■ Assignment ■
Read through the records. Copy each line that has the word "Groups".

Entries from a dataset of interfaces:

***

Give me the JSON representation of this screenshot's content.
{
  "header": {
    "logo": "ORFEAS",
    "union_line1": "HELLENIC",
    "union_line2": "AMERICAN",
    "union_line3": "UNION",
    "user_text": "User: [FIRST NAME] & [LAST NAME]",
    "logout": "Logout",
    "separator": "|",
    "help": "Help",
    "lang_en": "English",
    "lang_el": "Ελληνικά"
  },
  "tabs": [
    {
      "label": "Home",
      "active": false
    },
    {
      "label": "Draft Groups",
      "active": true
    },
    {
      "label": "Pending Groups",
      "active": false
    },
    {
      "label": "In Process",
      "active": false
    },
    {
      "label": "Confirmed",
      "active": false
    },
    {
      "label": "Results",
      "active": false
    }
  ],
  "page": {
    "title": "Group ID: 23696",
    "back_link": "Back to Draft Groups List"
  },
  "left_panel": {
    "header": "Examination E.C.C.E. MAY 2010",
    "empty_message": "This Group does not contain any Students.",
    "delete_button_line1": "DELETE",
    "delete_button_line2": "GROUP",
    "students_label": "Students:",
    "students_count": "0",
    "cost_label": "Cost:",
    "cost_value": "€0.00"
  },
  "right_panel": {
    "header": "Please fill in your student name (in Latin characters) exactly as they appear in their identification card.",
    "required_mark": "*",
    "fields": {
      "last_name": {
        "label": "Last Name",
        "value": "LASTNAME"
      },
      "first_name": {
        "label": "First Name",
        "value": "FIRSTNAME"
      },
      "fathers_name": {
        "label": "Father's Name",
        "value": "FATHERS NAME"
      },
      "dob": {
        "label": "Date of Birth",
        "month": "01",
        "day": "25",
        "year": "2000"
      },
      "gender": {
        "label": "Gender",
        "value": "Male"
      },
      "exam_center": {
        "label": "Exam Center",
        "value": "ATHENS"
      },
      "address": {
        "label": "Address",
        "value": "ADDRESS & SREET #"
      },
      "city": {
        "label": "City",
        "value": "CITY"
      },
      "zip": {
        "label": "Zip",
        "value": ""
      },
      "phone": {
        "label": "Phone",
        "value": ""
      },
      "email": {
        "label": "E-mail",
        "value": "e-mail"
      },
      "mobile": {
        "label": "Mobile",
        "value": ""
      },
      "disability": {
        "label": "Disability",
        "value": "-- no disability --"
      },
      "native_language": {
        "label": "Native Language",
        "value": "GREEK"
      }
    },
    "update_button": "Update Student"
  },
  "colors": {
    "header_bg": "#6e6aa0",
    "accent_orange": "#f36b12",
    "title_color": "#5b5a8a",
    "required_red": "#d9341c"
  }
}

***

■ Finished task ■
      "label": "Draft Groups",
      "label": "Pending Groups",
    "back_link": "Back to Draft Groups List"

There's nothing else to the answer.